#### [YOUR ASSIGNMENT]
From the first line to the last, retype the records exactly and skip the pictures.

_ _ _ _

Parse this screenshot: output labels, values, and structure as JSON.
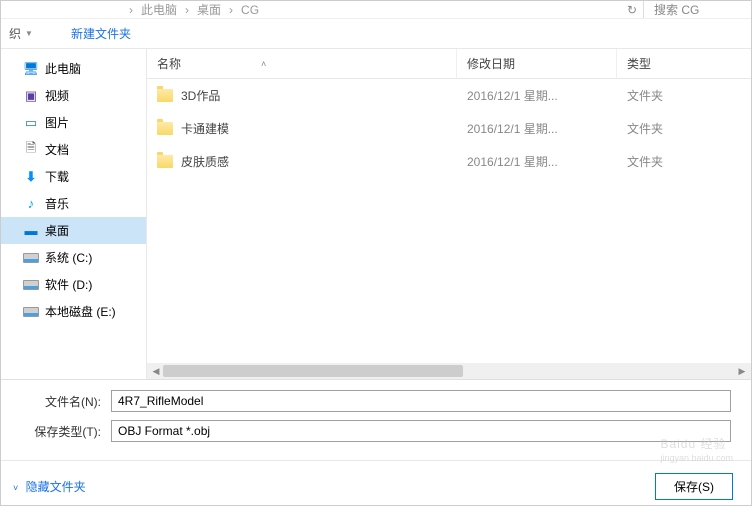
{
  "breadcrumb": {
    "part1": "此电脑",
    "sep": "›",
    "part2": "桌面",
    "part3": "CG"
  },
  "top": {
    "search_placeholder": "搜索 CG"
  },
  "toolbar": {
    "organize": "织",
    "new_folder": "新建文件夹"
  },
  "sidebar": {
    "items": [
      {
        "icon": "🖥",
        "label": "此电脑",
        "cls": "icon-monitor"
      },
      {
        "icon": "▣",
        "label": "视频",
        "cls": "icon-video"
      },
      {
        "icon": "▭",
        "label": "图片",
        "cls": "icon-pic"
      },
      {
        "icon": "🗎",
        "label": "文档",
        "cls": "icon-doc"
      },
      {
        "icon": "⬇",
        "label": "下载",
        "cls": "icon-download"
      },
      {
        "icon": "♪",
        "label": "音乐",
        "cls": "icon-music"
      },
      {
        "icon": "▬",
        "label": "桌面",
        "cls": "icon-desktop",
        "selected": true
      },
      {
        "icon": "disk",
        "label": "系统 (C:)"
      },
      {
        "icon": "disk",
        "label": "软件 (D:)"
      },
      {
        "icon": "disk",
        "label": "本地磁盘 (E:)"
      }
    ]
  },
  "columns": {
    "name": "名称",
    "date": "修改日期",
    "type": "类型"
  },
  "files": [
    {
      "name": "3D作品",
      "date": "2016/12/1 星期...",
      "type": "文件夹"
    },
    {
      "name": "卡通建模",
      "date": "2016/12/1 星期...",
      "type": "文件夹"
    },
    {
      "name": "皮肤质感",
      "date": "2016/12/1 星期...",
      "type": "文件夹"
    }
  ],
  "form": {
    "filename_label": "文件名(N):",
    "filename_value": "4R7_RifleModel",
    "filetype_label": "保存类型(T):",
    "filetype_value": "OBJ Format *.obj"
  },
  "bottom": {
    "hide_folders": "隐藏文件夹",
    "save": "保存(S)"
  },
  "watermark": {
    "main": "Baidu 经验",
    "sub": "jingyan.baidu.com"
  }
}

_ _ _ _

#### [EXERCISE SOLUTION]
Parse this screenshot: output labels, values, and structure as JSON.
{
  "breadcrumb": {
    "part1": "此电脑",
    "sep": "›",
    "part2": "桌面",
    "part3": "CG"
  },
  "top": {
    "search_placeholder": "搜索 CG"
  },
  "toolbar": {
    "organize": "织",
    "new_folder": "新建文件夹"
  },
  "sidebar": {
    "items": [
      {
        "icon": "🖥",
        "label": "此电脑",
        "cls": "icon-monitor"
      },
      {
        "icon": "▣",
        "label": "视频",
        "cls": "icon-video"
      },
      {
        "icon": "▭",
        "label": "图片",
        "cls": "icon-pic"
      },
      {
        "icon": "🗎",
        "label": "文档",
        "cls": "icon-doc"
      },
      {
        "icon": "⬇",
        "label": "下载",
        "cls": "icon-download"
      },
      {
        "icon": "♪",
        "label": "音乐",
        "cls": "icon-music"
      },
      {
        "icon": "▬",
        "label": "桌面",
        "cls": "icon-desktop",
        "selected": true
      },
      {
        "icon": "disk",
        "label": "系统 (C:)"
      },
      {
        "icon": "disk",
        "label": "软件 (D:)"
      },
      {
        "icon": "disk",
        "label": "本地磁盘 (E:)"
      }
    ]
  },
  "columns": {
    "name": "名称",
    "date": "修改日期",
    "type": "类型"
  },
  "files": [
    {
      "name": "3D作品",
      "date": "2016/12/1 星期...",
      "type": "文件夹"
    },
    {
      "name": "卡通建模",
      "date": "2016/12/1 星期...",
      "type": "文件夹"
    },
    {
      "name": "皮肤质感",
      "date": "2016/12/1 星期...",
      "type": "文件夹"
    }
  ],
  "form": {
    "filename_label": "文件名(N):",
    "filename_value": "4R7_RifleModel",
    "filetype_label": "保存类型(T):",
    "filetype_value": "OBJ Format *.obj"
  },
  "bottom": {
    "hide_folders": "隐藏文件夹",
    "save": "保存(S)"
  },
  "watermark": {
    "main": "Baidu 经验",
    "sub": "jingyan.baidu.com"
  }
}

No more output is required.